Provide the entries once more, identical in every word.
* * * * * * * * *
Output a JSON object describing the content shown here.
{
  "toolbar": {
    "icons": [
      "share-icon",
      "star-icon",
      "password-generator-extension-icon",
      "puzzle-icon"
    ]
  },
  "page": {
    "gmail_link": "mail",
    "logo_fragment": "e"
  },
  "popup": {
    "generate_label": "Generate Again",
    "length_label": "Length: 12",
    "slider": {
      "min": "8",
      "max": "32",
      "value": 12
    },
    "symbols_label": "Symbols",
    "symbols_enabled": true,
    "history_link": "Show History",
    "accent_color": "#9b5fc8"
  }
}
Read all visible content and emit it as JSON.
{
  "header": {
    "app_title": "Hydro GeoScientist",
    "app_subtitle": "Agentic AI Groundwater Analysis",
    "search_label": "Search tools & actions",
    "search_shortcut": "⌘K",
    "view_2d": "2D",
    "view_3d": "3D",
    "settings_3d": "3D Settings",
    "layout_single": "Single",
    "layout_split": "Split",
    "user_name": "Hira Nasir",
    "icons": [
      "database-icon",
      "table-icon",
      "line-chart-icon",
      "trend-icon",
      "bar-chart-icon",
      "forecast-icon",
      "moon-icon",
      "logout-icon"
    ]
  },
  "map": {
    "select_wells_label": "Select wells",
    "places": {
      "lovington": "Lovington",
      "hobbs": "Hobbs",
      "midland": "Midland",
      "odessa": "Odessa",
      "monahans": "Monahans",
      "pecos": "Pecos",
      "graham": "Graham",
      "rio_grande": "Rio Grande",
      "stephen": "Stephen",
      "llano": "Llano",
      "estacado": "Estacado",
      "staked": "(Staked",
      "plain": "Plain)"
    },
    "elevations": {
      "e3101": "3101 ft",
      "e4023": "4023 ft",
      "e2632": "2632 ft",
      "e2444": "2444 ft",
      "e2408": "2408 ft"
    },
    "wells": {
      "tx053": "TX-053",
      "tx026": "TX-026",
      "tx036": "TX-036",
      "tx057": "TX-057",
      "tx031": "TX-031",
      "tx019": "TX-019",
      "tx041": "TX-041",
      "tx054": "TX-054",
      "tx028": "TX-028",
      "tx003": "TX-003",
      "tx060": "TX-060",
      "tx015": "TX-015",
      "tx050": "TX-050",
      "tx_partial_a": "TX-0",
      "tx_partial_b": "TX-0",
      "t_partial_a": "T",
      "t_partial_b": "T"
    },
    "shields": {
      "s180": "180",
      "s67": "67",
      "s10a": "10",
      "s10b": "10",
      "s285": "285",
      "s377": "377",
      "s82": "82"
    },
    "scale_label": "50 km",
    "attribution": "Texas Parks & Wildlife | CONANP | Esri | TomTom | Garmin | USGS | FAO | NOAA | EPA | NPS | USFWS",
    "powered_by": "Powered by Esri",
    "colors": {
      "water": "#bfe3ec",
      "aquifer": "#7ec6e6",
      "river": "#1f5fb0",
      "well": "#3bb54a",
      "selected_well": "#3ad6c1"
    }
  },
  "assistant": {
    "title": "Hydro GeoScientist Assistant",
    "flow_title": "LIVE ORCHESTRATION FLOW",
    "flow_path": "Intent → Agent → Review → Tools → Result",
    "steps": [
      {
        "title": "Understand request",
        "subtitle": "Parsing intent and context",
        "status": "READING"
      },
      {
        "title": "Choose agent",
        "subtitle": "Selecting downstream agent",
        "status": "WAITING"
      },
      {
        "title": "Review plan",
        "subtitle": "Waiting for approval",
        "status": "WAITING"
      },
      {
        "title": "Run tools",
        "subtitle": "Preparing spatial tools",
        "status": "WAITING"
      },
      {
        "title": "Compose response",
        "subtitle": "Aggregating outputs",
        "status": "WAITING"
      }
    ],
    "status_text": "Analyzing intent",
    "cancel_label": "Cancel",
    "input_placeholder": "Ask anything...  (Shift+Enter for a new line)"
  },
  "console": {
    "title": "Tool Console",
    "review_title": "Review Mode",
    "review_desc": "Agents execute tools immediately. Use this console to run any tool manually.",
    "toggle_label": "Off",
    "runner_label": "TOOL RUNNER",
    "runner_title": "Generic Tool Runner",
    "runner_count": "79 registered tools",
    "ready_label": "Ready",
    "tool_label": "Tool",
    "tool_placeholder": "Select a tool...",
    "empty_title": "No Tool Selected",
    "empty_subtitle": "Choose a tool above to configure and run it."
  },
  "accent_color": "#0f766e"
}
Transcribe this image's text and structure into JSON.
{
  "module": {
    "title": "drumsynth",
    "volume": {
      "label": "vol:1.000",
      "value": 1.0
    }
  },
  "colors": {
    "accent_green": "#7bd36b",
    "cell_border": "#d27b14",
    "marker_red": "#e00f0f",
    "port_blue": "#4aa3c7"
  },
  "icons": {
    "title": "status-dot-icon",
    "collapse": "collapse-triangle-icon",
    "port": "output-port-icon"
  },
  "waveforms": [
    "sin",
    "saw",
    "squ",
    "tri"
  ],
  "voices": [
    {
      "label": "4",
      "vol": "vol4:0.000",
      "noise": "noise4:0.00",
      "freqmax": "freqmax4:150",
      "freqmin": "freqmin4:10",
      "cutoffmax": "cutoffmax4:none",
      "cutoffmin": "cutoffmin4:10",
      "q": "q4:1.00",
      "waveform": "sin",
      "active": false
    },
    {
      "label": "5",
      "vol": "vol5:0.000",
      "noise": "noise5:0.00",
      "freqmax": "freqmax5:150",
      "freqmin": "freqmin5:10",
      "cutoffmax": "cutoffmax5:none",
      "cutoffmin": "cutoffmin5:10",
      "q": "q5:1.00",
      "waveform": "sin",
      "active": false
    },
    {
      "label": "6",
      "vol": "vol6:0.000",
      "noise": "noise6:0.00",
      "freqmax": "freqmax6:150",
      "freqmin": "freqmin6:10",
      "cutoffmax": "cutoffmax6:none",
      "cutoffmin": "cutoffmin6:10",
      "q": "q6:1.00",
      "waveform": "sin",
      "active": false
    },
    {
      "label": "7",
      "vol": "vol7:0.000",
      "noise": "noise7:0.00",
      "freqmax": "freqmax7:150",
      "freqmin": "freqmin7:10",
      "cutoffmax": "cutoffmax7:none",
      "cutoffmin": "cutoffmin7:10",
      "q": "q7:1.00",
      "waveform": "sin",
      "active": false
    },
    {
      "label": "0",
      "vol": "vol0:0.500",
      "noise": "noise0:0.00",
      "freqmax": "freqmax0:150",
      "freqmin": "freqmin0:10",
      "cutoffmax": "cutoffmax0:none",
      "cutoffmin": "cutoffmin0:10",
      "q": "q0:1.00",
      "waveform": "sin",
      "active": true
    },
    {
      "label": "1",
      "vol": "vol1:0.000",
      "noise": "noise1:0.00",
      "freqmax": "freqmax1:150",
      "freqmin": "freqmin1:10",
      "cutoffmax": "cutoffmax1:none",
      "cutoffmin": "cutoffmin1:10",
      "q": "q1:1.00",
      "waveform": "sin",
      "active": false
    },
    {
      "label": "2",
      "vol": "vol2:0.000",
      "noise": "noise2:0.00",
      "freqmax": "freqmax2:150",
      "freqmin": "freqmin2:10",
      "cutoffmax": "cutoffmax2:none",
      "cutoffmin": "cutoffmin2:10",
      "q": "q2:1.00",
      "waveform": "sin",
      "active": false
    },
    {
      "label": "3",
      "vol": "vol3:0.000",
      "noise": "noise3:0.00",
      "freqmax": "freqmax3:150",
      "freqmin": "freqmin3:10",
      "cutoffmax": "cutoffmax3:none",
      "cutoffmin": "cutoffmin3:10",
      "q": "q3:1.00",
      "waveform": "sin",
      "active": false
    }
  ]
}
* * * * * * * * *
▸ **Problem solution**:
Output a JSON object describing the content shown here.
{
  "toolbar": {
    "icons": [
      "share-icon",
      "star-icon",
      "password-generator-extension-icon",
      "puzzle-icon"
    ]
  },
  "page": {
    "gmail_link": "mail",
    "logo_fragment": "e"
  },
  "popup": {
    "generate_label": "Generate Again",
    "length_label": "Length: 12",
    "slider": {
      "min": "8",
      "max": "32",
      "value": 12
    },
    "symbols_label": "Symbols",
    "symbols_enabled": true,
    "history_link": "Show History",
    "accent_color": "#9b5fc8"
  }
}
Read all visible content and emit it as JSON.
{
  "header": {
    "app_title": "Hydro GeoScientist",
    "app_subtitle": "Agentic AI Groundwater Analysis",
    "search_label": "Search tools & actions",
    "search_shortcut": "⌘K",
    "view_2d": "2D",
    "view_3d": "3D",
    "settings_3d": "3D Settings",
    "layout_single": "Single",
    "layout_split": "Split",
    "user_name": "Hira Nasir",
    "icons": [
      "database-icon",
      "table-icon",
      "line-chart-icon",
      "trend-icon",
      "bar-chart-icon",
      "forecast-icon",
      "moon-icon",
      "logout-icon"
    ]
  },
  "map": {
    "select_wells_label": "Select wells",
    "places": {
      "lovington": "Lovington",
      "hobbs": "Hobbs",
      "midland": "Midland",
      "odessa": "Odessa",
      "monahans": "Monahans",
      "pecos": "Pecos",
      "graham": "Graham",
      "rio_grande": "Rio Grande",
      "stephen": "Stephen",
      "llano": "Llano",
      "estacado": "Estacado",
      "staked": "(Staked",
      "plain": "Plain)"
    },
    "elevations": {
      "e3101": "3101 ft",
      "e4023": "4023 ft",
      "e2632": "2632 ft",
      "e2444": "2444 ft",
      "e2408": "2408 ft"
    },
    "wells": {
      "tx053": "TX-053",
      "tx026": "TX-026",
      "tx036": "TX-036",
      "tx057": "TX-057",
      "tx031": "TX-031",
      "tx019": "TX-019",
      "tx041": "TX-041",
      "tx054": "TX-054",
      "tx028": "TX-028",
      "tx003": "TX-003",
      "tx060": "TX-060",
      "tx015": "TX-015",
      "tx050": "TX-050",
      "tx_partial_a": "TX-0",
      "tx_partial_b": "TX-0",
      "t_partial_a": "T",
      "t_partial_b": "T"
    },
    "shields": {
      "s180": "180",
      "s67": "67",
      "s10a": "10",
      "s10b": "10",
      "s285": "285",
      "s377": "377",
      "s82": "82"
    },
    "scale_label": "50 km",
    "attribution": "Texas Parks & Wildlife | CONANP | Esri | TomTom | Garmin | USGS | FAO | NOAA | EPA | NPS | USFWS",
    "powered_by": "Powered by Esri",
    "colors": {
      "water": "#bfe3ec",
      "aquifer": "#7ec6e6",
      "river": "#1f5fb0",
      "well": "#3bb54a",
      "selected_well": "#3ad6c1"
    }
  },
  "assistant": {
    "title": "Hydro GeoScientist Assistant",
    "flow_title": "LIVE ORCHESTRATION FLOW",
    "flow_path": "Intent → Agent → Review → Tools → Result",
    "steps": [
      {
        "title": "Understand request",
        "subtitle": "Parsing intent and context",
        "status": "READING"
      },
      {
        "title": "Choose agent",
        "subtitle": "Selecting downstream agent",
        "status": "WAITING"
      },
      {
        "title": "Review plan",
        "subtitle": "Waiting for approval",
        "status": "WAITING"
      },
      {
        "title": "Run tools",
        "subtitle": "Preparing spatial tools",
        "status": "WAITING"
      },
      {
        "title": "Compose response",
        "subtitle": "Aggregating outputs",
        "status": "WAITING"
      }
    ],
    "status_text": "Analyzing intent",
    "cancel_label": "Cancel",
    "input_placeholder": "Ask anything...  (Shift+Enter for a new line)"
  },
  "console": {
    "title": "Tool Console",
    "review_title": "Review Mode",
    "review_desc": "Agents execute tools immediately. Use this console to run any tool manually.",
    "toggle_label": "Off",
    "runner_label": "TOOL RUNNER",
    "runner_title": "Generic Tool Runner",
    "runner_count": "79 registered tools",
    "ready_label": "Ready",
    "tool_label": "Tool",
    "tool_placeholder": "Select a tool...",
    "empty_title": "No Tool Selected",
    "empty_subtitle": "Choose a tool above to configure and run it."
  },
  "accent_color": "#0f766e"
}
Transcribe this image's text and structure into JSON.
{
  "module": {
    "title": "drumsynth",
    "volume": {
      "label": "vol:1.000",
      "value": 1.0
    }
  },
  "colors": {
    "accent_green": "#7bd36b",
    "cell_border": "#d27b14",
    "marker_red": "#e00f0f",
    "port_blue": "#4aa3c7"
  },
  "icons": {
    "title": "status-dot-icon",
    "collapse": "collapse-triangle-icon",
    "port": "output-port-icon"
  },
  "waveforms": [
    "sin",
    "saw",
    "squ",
    "tri"
  ],
  "voices": [
    {
      "label": "4",
      "vol": "vol4:0.000",
      "noise": "noise4:0.00",
      "freqmax": "freqmax4:150",
      "freqmin": "freqmin4:10",
      "cutoffmax": "cutoffmax4:none",
      "cutoffmin": "cutoffmin4:10",
      "q": "q4:1.00",
      "waveform": "sin",
      "active": false
    },
    {
      "label": "5",
      "vol": "vol5:0.000",
      "noise": "noise5:0.00",
      "freqmax": "freqmax5:150",
      "freqmin": "freqmin5:10",
      "cutoffmax": "cutoffmax5:none",
      "cutoffmin": "cutoffmin5:10",
      "q": "q5:1.00",
      "waveform": "sin",
      "active": false
    },
    {
      "label": "6",
      "vol": "vol6:0.000",
      "noise": "noise6:0.00",
      "freqmax": "freqmax6:150",
      "freqmin": "freqmin6:10",
      "cutoffmax": "cutoffmax6:none",
      "cutoffmin": "cutoffmin6:10",
      "q": "q6:1.00",
      "waveform": "sin",
      "active": false
    },
    {
      "label": "7",
      "vol": "vol7:0.000",
      "noise": "noise7:0.00",
      "freqmax": "freqmax7:150",
      "freqmin": "freqmin7:10",
      "cutoffmax": "cutoffmax7:none",
      "cutoffmin": "cutoffmin7:10",
      "q": "q7:1.00",
      "waveform": "sin",
      "active": false
    },
    {
      "label": "0",
      "vol": "vol0:0.500",
      "noise": "noise0:0.00",
      "freqmax": "freqmax0:150",
      "freqmin": "freqmin0:10",
      "cutoffmax": "cutoffmax0:none",
      "cutoffmin": "cutoffmin0:10",
      "q": "q0:1.00",
      "waveform": "sin",
      "active": true
    },
    {
      "label": "1",
      "vol": "vol1:0.000",
      "noise": "noise1:0.00",
      "freqmax": "freqmax1:150",
      "freqmin": "freqmin1:10",
      "cutoffmax": "cutoffmax1:none",
      "cutoffmin": "cutoffmin1:10",
      "q": "q1:1.00",
      "waveform": "sin",
      "active": false
    },
    {
      "label": "2",
      "vol": "vol2:0.000",
      "noise": "noise2:0.00",
      "freqmax": "freqmax2:150",
      "freqmin": "freqmin2:10",
      "cutoffmax": "cutoffmax2:none",
      "cutoffmin": "cutoffmin2:10",
      "q": "q2:1.00",
      "waveform": "sin",
      "active": false
    },
    {
      "label": "3",
      "vol": "vol3:0.000",
      "noise": "noise3:0.00",
      "freqmax": "freqmax3:150",
      "freqmin": "freqmin3:10",
      "cutoffmax": "cutoffmax3:none",
      "cutoffmin": "cutoffmin3:10",
      "q": "q3:1.00",
      "waveform": "sin",
      "active": false
    }
  ]
}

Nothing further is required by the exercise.